### DIRECTIONS FOR THIS TASK
Would you set down the data below exactly as shown?

Extracted data entries
----------

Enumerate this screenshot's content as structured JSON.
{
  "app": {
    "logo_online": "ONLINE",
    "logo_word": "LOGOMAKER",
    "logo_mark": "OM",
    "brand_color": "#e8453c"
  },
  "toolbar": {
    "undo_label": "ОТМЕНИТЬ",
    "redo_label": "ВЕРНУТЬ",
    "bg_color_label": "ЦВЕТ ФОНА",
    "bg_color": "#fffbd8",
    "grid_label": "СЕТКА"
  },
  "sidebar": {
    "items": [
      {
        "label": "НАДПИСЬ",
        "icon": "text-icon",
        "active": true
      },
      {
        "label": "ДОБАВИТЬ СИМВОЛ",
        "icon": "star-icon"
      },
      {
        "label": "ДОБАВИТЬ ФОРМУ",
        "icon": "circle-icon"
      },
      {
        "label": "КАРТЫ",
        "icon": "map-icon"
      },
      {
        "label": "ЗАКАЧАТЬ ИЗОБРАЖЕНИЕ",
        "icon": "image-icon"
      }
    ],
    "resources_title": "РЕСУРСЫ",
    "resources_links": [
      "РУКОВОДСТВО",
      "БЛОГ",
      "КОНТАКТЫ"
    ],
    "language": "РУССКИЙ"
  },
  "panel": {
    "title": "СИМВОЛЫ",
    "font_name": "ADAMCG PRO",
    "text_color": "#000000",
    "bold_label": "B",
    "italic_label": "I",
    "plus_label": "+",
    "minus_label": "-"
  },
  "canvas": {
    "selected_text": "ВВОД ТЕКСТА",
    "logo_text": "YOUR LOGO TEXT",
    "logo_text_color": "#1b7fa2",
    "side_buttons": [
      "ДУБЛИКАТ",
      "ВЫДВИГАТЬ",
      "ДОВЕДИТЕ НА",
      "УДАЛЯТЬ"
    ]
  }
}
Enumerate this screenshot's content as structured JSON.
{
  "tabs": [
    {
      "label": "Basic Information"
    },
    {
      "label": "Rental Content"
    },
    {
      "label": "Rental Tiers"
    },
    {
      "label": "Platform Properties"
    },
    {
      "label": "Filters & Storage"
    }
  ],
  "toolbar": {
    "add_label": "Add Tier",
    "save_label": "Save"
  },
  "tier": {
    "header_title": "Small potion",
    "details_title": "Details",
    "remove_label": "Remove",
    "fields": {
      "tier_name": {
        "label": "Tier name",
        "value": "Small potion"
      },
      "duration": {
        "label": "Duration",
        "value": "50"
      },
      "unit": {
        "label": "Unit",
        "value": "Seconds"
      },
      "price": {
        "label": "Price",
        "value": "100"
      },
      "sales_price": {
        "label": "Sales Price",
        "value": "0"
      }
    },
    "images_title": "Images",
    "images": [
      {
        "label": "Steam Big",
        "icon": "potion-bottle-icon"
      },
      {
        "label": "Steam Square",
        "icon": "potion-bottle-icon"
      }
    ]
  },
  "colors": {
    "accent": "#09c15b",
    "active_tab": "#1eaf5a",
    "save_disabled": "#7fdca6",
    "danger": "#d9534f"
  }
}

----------

### SOLUTION TO THIS PROBLEM
Enumerate this screenshot's content as structured JSON.
{
  "app": {
    "logo_online": "ONLINE",
    "logo_word": "LOGOMAKER",
    "logo_mark": "OM",
    "brand_color": "#e8453c"
  },
  "toolbar": {
    "undo_label": "ОТМЕНИТЬ",
    "redo_label": "ВЕРНУТЬ",
    "bg_color_label": "ЦВЕТ ФОНА",
    "bg_color": "#fffbd8",
    "grid_label": "СЕТКА"
  },
  "sidebar": {
    "items": [
      {
        "label": "НАДПИСЬ",
        "icon": "text-icon",
        "active": true
      },
      {
        "label": "ДОБАВИТЬ СИМВОЛ",
        "icon": "star-icon"
      },
      {
        "label": "ДОБАВИТЬ ФОРМУ",
        "icon": "circle-icon"
      },
      {
        "label": "КАРТЫ",
        "icon": "map-icon"
      },
      {
        "label": "ЗАКАЧАТЬ ИЗОБРАЖЕНИЕ",
        "icon": "image-icon"
      }
    ],
    "resources_title": "РЕСУРСЫ",
    "resources_links": [
      "РУКОВОДСТВО",
      "БЛОГ",
      "КОНТАКТЫ"
    ],
    "language": "РУССКИЙ"
  },
  "panel": {
    "title": "СИМВОЛЫ",
    "font_name": "ADAMCG PRO",
    "text_color": "#000000",
    "bold_label": "B",
    "italic_label": "I",
    "plus_label": "+",
    "minus_label": "-"
  },
  "canvas": {
    "selected_text": "ВВОД ТЕКСТА",
    "logo_text": "YOUR LOGO TEXT",
    "logo_text_color": "#1b7fa2",
    "side_buttons": [
      "ДУБЛИКАТ",
      "ВЫДВИГАТЬ",
      "ДОВЕДИТЕ НА",
      "УДАЛЯТЬ"
    ]
  }
}
Enumerate this screenshot's content as structured JSON.
{
  "tabs": [
    {
      "label": "Basic Information"
    },
    {
      "label": "Rental Content"
    },
    {
      "label": "Rental Tiers"
    },
    {
      "label": "Platform Properties"
    },
    {
      "label": "Filters & Storage"
    }
  ],
  "toolbar": {
    "add_label": "Add Tier",
    "save_label": "Save"
  },
  "tier": {
    "header_title": "Small potion",
    "details_title": "Details",
    "remove_label": "Remove",
    "fields": {
      "tier_name": {
        "label": "Tier name",
        "value": "Small potion"
      },
      "duration": {
        "label": "Duration",
        "value": "50"
      },
      "unit": {
        "label": "Unit",
        "value": "Seconds"
      },
      "price": {
        "label": "Price",
        "value": "100"
      },
      "sales_price": {
        "label": "Sales Price",
        "value": "0"
      }
    },
    "images_title": "Images",
    "images": [
      {
        "label": "Steam Big",
        "icon": "potion-bottle-icon"
      },
      {
        "label": "Steam Square",
        "icon": "potion-bottle-icon"
      }
    ]
  },
  "colors": {
    "accent": "#09c15b",
    "active_tab": "#1eaf5a",
    "save_disabled": "#7fdca6",
    "danger": "#d9534f"
  }
}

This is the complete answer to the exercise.